THE SOLVENT ESTATE An estate is solvent when the assets are sufficient to pay funeral, testamentary and administration expenses and debts and all other liabilities in full.
THE INSOLVENT ESTATEÂ If there are insufficient assets to pay the debts and liabilities, there is an insolvent estate. An insolvent estate needs to be administered in accordance with the Administration of Insolvent Estates of Deceased Persons Order 1999. There is a set procedure for dealing with these and legal advice is greatly advised as the process is complicated.
It is important for the Personal Representative to be aware that in the case of an insolvent estate, the creditors are entitled to be paid in a strict order of priority which is:
(a) Funeral, testamentary and administration expenses, then
(b) Other debts in accordance with a bankruptcy order.
For unsecured debts then on a pro rata basis in proportion to the net assets and the value of each individual debt paid from the insolvent estate. This order of priority of payment cannot be varied under the terms of the will or intestacy rules or by the Personal Representatives. If the Personal Representatives, do not follow the statutory order under the insolvent estateÂ they will incur personal liability for “superior” debts which have been left unpaid.
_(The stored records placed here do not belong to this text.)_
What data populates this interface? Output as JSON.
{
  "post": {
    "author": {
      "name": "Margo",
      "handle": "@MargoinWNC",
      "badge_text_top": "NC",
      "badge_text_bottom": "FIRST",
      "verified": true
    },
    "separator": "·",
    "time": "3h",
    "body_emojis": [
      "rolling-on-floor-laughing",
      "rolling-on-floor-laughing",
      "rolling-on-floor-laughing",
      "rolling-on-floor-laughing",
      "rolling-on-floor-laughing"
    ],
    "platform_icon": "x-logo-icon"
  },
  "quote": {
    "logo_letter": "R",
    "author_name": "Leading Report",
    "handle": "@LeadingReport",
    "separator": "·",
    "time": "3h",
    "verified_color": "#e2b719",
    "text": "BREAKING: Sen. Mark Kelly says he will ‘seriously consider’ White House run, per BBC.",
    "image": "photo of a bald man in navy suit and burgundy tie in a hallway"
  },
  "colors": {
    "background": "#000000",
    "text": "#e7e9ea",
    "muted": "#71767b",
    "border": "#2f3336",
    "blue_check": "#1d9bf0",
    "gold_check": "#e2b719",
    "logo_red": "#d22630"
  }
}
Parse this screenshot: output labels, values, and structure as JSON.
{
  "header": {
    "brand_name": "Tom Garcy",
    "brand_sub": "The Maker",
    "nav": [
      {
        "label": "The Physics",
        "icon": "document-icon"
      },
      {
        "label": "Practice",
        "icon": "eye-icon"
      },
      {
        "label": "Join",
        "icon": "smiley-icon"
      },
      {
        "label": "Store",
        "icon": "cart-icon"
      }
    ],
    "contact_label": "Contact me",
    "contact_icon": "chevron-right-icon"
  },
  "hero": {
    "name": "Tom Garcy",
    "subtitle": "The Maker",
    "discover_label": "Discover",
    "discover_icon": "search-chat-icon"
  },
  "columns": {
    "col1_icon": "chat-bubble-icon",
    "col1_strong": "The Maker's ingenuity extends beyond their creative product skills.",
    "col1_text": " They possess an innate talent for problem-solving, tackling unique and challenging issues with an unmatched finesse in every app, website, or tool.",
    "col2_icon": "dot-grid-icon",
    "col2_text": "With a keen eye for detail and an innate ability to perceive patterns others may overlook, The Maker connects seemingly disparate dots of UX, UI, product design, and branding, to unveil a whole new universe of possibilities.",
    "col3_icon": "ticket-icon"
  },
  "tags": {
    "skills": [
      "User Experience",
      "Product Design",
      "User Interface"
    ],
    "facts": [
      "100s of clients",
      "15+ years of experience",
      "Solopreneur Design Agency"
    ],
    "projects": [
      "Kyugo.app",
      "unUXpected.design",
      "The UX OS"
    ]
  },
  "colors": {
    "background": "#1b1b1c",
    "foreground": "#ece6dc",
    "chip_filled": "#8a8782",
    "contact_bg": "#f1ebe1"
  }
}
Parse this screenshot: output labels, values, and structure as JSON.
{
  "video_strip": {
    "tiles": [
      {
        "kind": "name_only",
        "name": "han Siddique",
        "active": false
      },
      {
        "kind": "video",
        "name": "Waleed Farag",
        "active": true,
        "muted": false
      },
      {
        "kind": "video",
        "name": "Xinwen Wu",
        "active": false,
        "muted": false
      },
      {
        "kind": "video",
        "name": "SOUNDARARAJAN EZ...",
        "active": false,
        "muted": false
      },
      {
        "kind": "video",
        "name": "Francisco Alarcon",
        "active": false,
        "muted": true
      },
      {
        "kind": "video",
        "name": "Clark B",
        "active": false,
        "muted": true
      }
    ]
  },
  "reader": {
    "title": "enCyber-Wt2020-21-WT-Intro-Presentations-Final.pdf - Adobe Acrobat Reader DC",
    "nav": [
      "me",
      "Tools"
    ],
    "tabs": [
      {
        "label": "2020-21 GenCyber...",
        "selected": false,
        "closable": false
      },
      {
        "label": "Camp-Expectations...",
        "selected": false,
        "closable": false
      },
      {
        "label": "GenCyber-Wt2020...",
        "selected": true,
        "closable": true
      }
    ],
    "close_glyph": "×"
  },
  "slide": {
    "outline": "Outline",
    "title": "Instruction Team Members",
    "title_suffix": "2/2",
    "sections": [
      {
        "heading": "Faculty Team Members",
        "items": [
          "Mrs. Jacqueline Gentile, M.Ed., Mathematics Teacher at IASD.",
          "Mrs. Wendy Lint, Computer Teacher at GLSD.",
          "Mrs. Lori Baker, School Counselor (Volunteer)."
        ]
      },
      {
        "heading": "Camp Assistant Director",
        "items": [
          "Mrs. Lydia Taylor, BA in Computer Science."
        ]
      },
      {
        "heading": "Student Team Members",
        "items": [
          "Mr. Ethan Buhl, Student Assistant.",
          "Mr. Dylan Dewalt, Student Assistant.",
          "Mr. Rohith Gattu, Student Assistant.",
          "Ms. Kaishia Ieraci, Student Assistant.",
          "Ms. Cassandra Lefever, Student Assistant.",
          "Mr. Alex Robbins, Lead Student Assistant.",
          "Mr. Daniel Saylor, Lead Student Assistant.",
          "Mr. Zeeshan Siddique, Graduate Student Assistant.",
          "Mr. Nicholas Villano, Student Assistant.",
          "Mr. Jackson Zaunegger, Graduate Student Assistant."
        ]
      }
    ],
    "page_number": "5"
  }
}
Therefore, if there is any possibility that there is an insolvent estate, the personal representatives should observe the statutory order strictly when paying debts.
EXAMPLE OF HOW INSOLVENT ESTATE DEBTS ARE PAID If the total assets are worth Â£10,000 and the funeral and testamentary expenses amount to Â£2,000 and there are other unsecured debts totalling Â£16,000 then the creditors will receive 50% of their outstanding debt.